- What needs to be done:
Copy the data exactly, pictures aside.

(Information begins)

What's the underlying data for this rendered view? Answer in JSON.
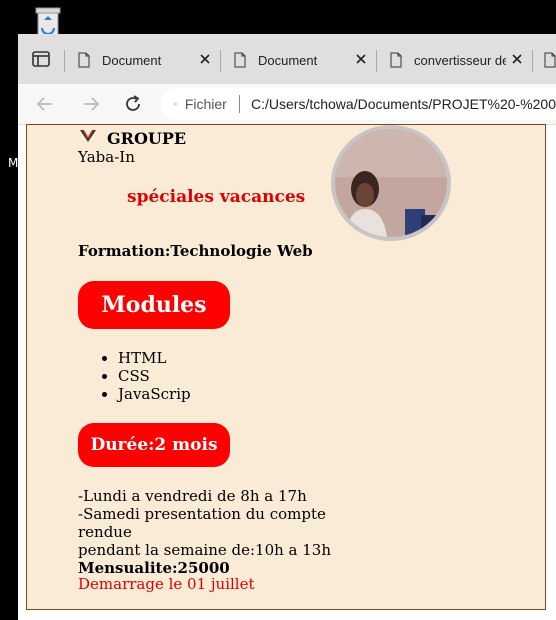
{
  "desktop": {
    "label_fragment": "M"
  },
  "browser": {
    "tabs": [
      {
        "title": "Document"
      },
      {
        "title": "Document"
      },
      {
        "title": "convertisseur de"
      }
    ],
    "address": {
      "scheme_label": "Fichier",
      "url": "C:/Users/tchowa/Documents/PROJET%20-%200"
    }
  },
  "page": {
    "brand": "GROUPE",
    "brand_sub": "Yaba-In",
    "promo": "spéciales vacances",
    "formation": "Formation:Technologie Web",
    "modules_label": "Modules",
    "modules": [
      "HTML",
      "CSS",
      "JavaScrip"
    ],
    "duree_label": "Durée:2 mois",
    "schedule": {
      "line1": "-Lundi a vendredi de 8h a 17h",
      "line2": "-Samedi presentation du compte rendue",
      "line3": "pendant la semaine de:10h a 13h",
      "mensualite": "Mensualite:25000"
    },
    "start": "Demarrage le 01 juillet"
  },
  "colors": {
    "accent_red": "#ff0000",
    "page_bg": "#faebd7",
    "border": "#8b4513"
  }
}
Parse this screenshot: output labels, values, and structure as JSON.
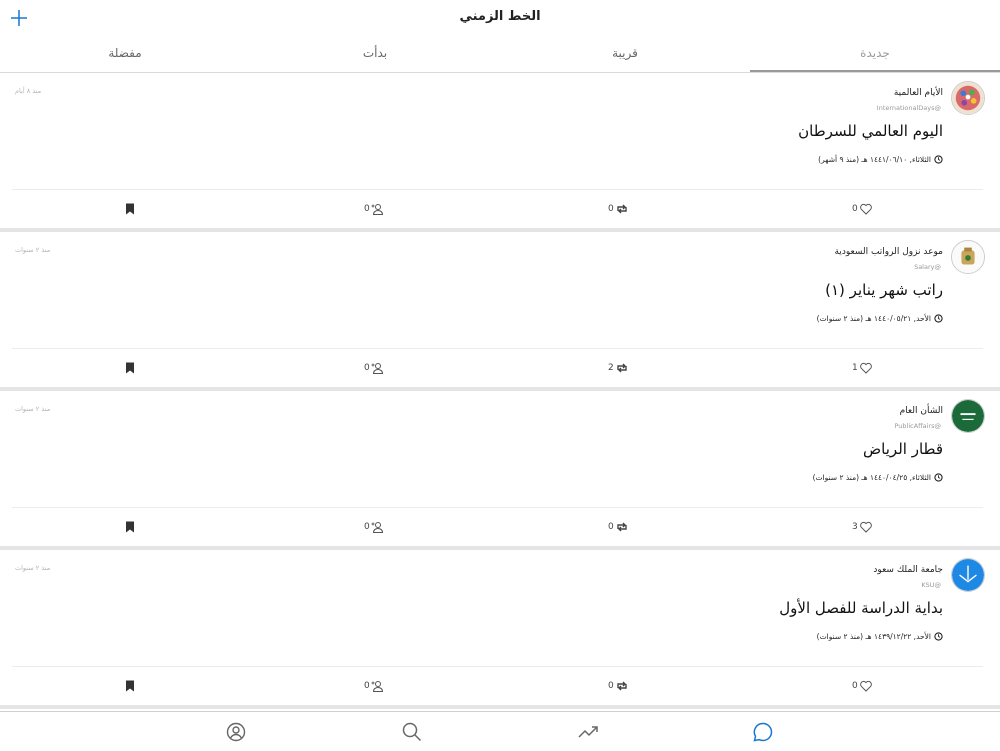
{
  "header": {
    "title": "الخط الزمني",
    "add_icon": "plus-icon"
  },
  "tabs": [
    {
      "label": "جديدة",
      "active": true
    },
    {
      "label": "قريبة",
      "active": false
    },
    {
      "label": "بدأت",
      "active": false
    },
    {
      "label": "مفضلة",
      "active": false
    }
  ],
  "cards": [
    {
      "author": "الأيام العالمية",
      "handle": "InternationalDays@",
      "time_ago": "منذ ٨ أيام",
      "headline": "اليوم العالمي للسرطان",
      "date": "الثلاثاء, ١٤٤١/٠٦/١٠ هـ (منذ ٩ أشهر)",
      "likes": "0",
      "retweets": "0",
      "people": "0"
    },
    {
      "author": "موعد نزول الرواتب السعودية",
      "handle": "Salary@",
      "time_ago": "منذ ٢ سنوات",
      "headline": "راتب شهر يناير (١)",
      "date": "الأحد, ١٤٤٠/٠٥/٢١ هـ (منذ ٢ سنوات)",
      "likes": "1",
      "retweets": "2",
      "people": "0"
    },
    {
      "author": "الشأن العام",
      "handle": "PublicAffairs@",
      "time_ago": "منذ ٢ سنوات",
      "headline": "قطار الرياض",
      "date": "الثلاثاء, ١٤٤٠/٠٤/٢٥ هـ (منذ ٢ سنوات)",
      "likes": "3",
      "retweets": "0",
      "people": "0"
    },
    {
      "author": "جامعة الملك سعود",
      "handle": "KSU@",
      "time_ago": "منذ ٢ سنوات",
      "headline": "بداية الدراسة للفصل الأول",
      "date": "الأحد, ١٤٣٩/١٢/٢٢ هـ (منذ ٢ سنوات)",
      "likes": "0",
      "retweets": "0",
      "people": "0"
    }
  ],
  "bottom_nav": {
    "items": [
      "profile-icon",
      "search-icon",
      "trending-icon",
      "chat-icon"
    ],
    "active": "chat-icon"
  },
  "colors": {
    "accent": "#1976d2",
    "divider": "#e5e5e5"
  }
}
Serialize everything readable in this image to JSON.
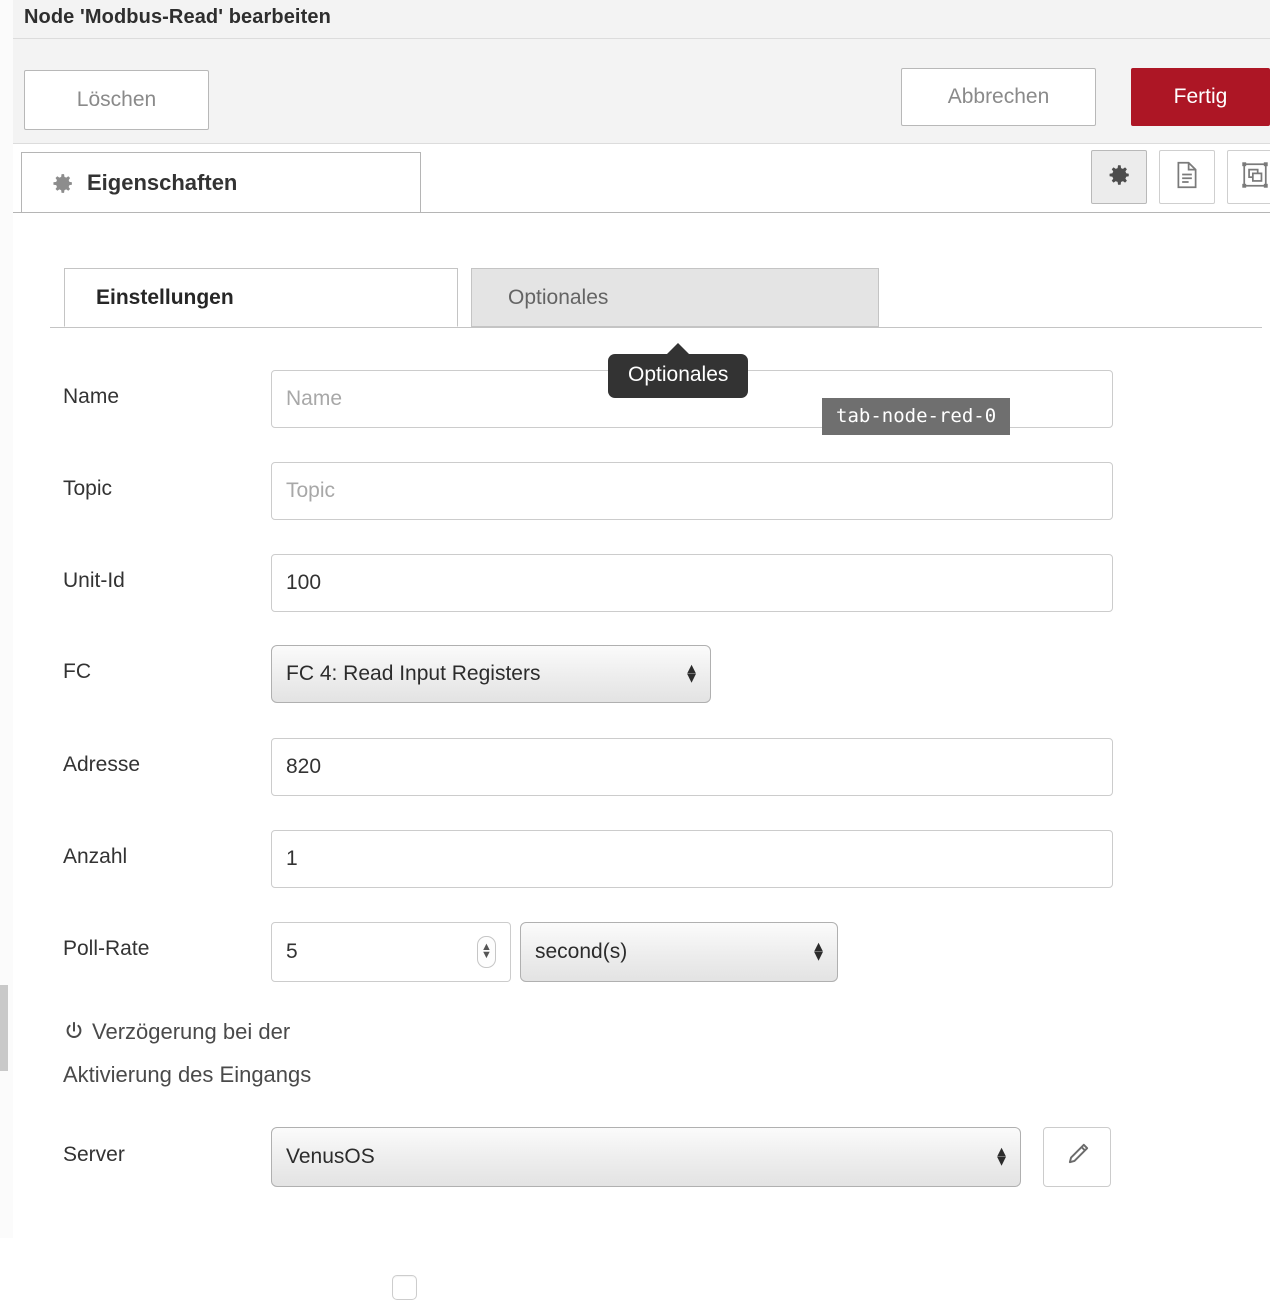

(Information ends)

- Task solution:
What's the underlying data for this rendered view? Answer in JSON.
{
  "desktop": {
    "label_fragment": "M"
  },
  "browser": {
    "tabs": [
      {
        "title": "Document"
      },
      {
        "title": "Document"
      },
      {
        "title": "convertisseur de"
      }
    ],
    "address": {
      "scheme_label": "Fichier",
      "url": "C:/Users/tchowa/Documents/PROJET%20-%200"
    }
  },
  "page": {
    "brand": "GROUPE",
    "brand_sub": "Yaba-In",
    "promo": "spéciales vacances",
    "formation": "Formation:Technologie Web",
    "modules_label": "Modules",
    "modules": [
      "HTML",
      "CSS",
      "JavaScrip"
    ],
    "duree_label": "Durée:2 mois",
    "schedule": {
      "line1": "-Lundi a vendredi de 8h a 17h",
      "line2": "-Samedi presentation du compte rendue",
      "line3": "pendant la semaine de:10h a 13h",
      "mensualite": "Mensualite:25000"
    },
    "start": "Demarrage le 01 juillet"
  },
  "colors": {
    "accent_red": "#ff0000",
    "page_bg": "#faebd7",
    "border": "#8b4513"
  }
}
Parse this screenshot: output labels, values, and structure as JSON.
{
  "header": {
    "title": "الخط الزمني",
    "add_icon": "plus-icon"
  },
  "tabs": [
    {
      "label": "جديدة",
      "active": true
    },
    {
      "label": "قريبة",
      "active": false
    },
    {
      "label": "بدأت",
      "active": false
    },
    {
      "label": "مفضلة",
      "active": false
    }
  ],
  "cards": [
    {
      "author": "الأيام العالمية",
      "handle": "InternationalDays@",
      "time_ago": "منذ ٨ أيام",
      "headline": "اليوم العالمي للسرطان",
      "date": "الثلاثاء, ١٤٤١/٠٦/١٠ هـ (منذ ٩ أشهر)",
      "likes": "0",
      "retweets": "0",
      "people": "0"
    },
    {
      "author": "موعد نزول الرواتب السعودية",
      "handle": "Salary@",
      "time_ago": "منذ ٢ سنوات",
      "headline": "راتب شهر يناير (١)",
      "date": "الأحد, ١٤٤٠/٠٥/٢١ هـ (منذ ٢ سنوات)",
      "likes": "1",
      "retweets": "2",
      "people": "0"
    },
    {
      "author": "الشأن العام",
      "handle": "PublicAffairs@",
      "time_ago": "منذ ٢ سنوات",
      "headline": "قطار الرياض",
      "date": "الثلاثاء, ١٤٤٠/٠٤/٢٥ هـ (منذ ٢ سنوات)",
      "likes": "3",
      "retweets": "0",
      "people": "0"
    },
    {
      "author": "جامعة الملك سعود",
      "handle": "KSU@",
      "time_ago": "منذ ٢ سنوات",
      "headline": "بداية الدراسة للفصل الأول",
      "date": "الأحد, ١٤٣٩/١٢/٢٢ هـ (منذ ٢ سنوات)",
      "likes": "0",
      "retweets": "0",
      "people": "0"
    }
  ],
  "bottom_nav": {
    "items": [
      "profile-icon",
      "search-icon",
      "trending-icon",
      "chat-icon"
    ],
    "active": "chat-icon"
  },
  "colors": {
    "accent": "#1976d2",
    "divider": "#e5e5e5"
  }
}
Serialize everything readable in this image to JSON.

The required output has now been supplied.